By Anne Goodwin
It is said that when someone is drowning they see their whole life pass before their eyes. I once had a boyfriend who was obsessed with that idea. He wanted to know what it would feel like, what thoughts would go through a person’s mind when they came to watch the ultimate biopic.
I ditched him, of course. I could never get used to him springing up coughing and spluttering from six inches of bathwater every time I went to brush my teeth. “What’s the point?” I said. “Once you get the answer, you’re dead.”
What I longed to know was what would go through my mind in those few seconds between the announcement of the winner and the presentation of the prize. In a way it was the flipside of my philosophical boyfriend’s question; it was only on the good days I believed I’d get to find out.
Yet here I am standing in a line of contestants on the stage of the Alhambra with the thunder of applause in my ears. Filling my senses like the rush of water that blocks out all other sound for the drowning man. And what am I thinking? I’m thinking of my photo on the front page of the Evening Post. I’m thinking of the write-up eulogising my talents, outlining my edge over the opposition, expounding the rightfulness of my success.
I’m thinking of certain people discovering they were wrong about me all along. Brian Fothergill who chucked me on Valentine’s Day. Rosemary Sanderson who made playtimes hell at Westfield First School.

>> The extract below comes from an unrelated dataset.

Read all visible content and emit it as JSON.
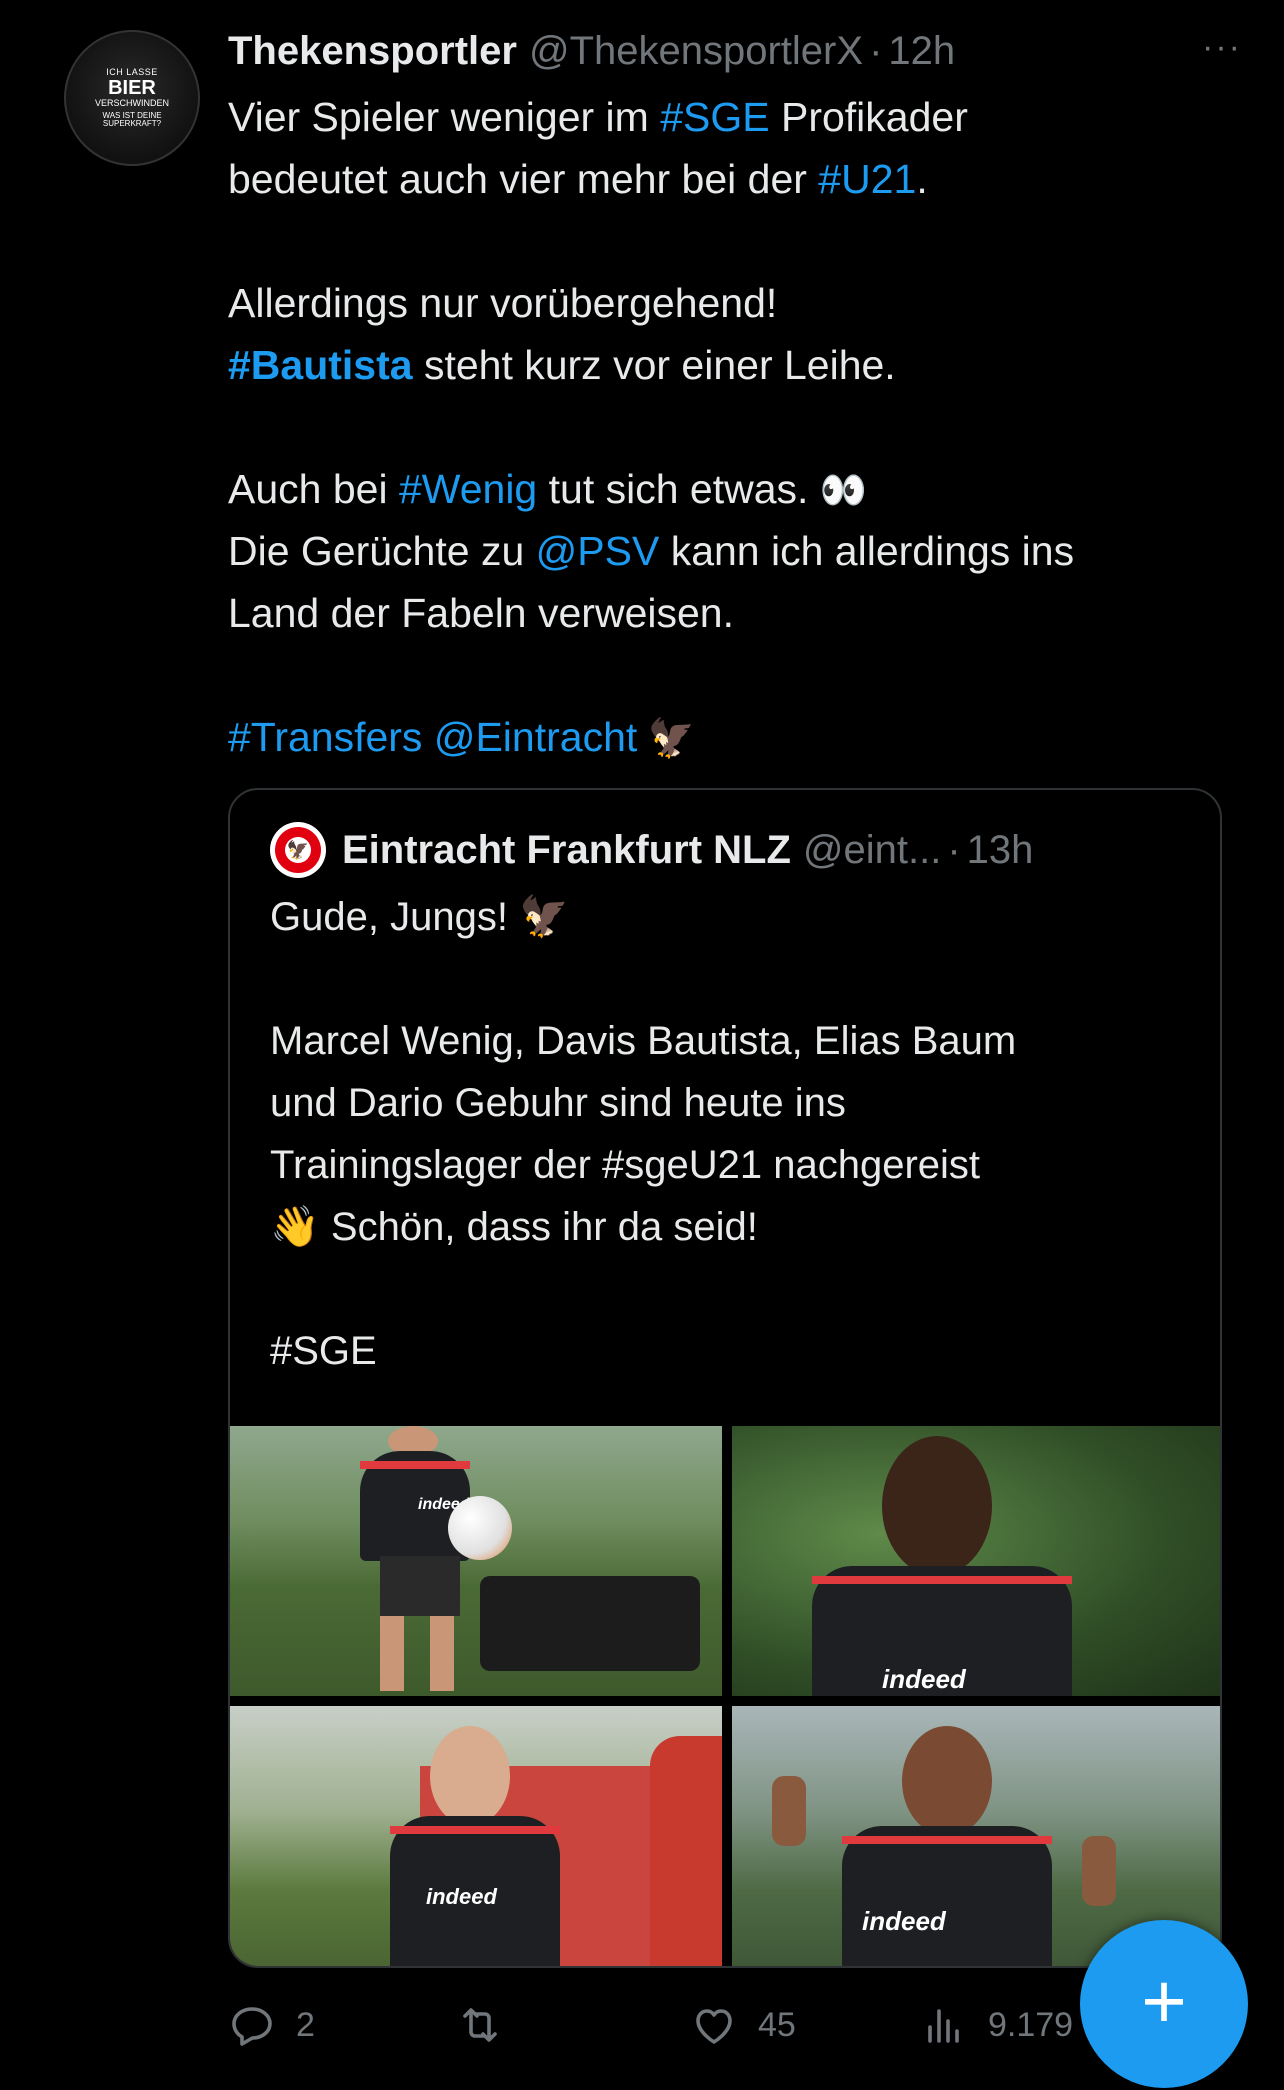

Cheryl Hills who told me that the spare room in her flat had already been taken, but paid for the advert to stay in the newsagent’s window for another three weeks.
I’m thinking about people being made to eat their words. I’m thinking about ripping up the newspaper with my photo on the front page and stuffing it into the mouths of all those teachers at Middlestock High School who said You’ll never amount to anything. And I’m thinking about my mother.
My mother didn’t say You’ll never amount to anything. She said You’ve got to try and make a success of yourself. And smiled as she sewed shame into the shapeless dresses I wore, poured failure over my cornflakes, and papered the walls of my bedroom with disappointment, so that all I heard was that rush of the ocean in my ears.
So now I’m standing for the very last moment among all the Didn’t-Quite-Make-Its and the Better-Luck-Next-Times before I have to go to the front of the stage to be presented with my trophy, and what strikes me is the complete absence of resentment. All around me the other contestants are cheering and smiling and applauding, and I’m starting to feel quite humble. I’m thinking that if they can be noble in defeat, then I can be magnanimous in victory. The most wonderful thing, the thing I could never have anticipated, is that now I’m here tasting success, the bitterness flows away from me, gentle as the receding tide. If Rosemary Sanderson or Brian Fothergill or even Cheryl Hills were to walk up to me now, I would happily shake their hands.
I take a step forward. On my right, Contestant Number 9 starts to giggle. Contestant Number 7 grabs my arm roughly and pulls me back. Further along to the left, a fissure opens up in the line and Contestant Number 4 makes her way to the front of the stage like a bride going down the aisle. There’s a buzzing in my ears and a trickle of sweat runs down my back. Contestant Number 4 accepts the trophy and lifts it triumphantly above her head. Contestants 7 and 9 each hold onto one of my arms, ready to catch me if I should faint.
I’m thinking I might look out that old boyfriend, tell him I know the answer to his question. I know what goes on in a person’s mind before they drown.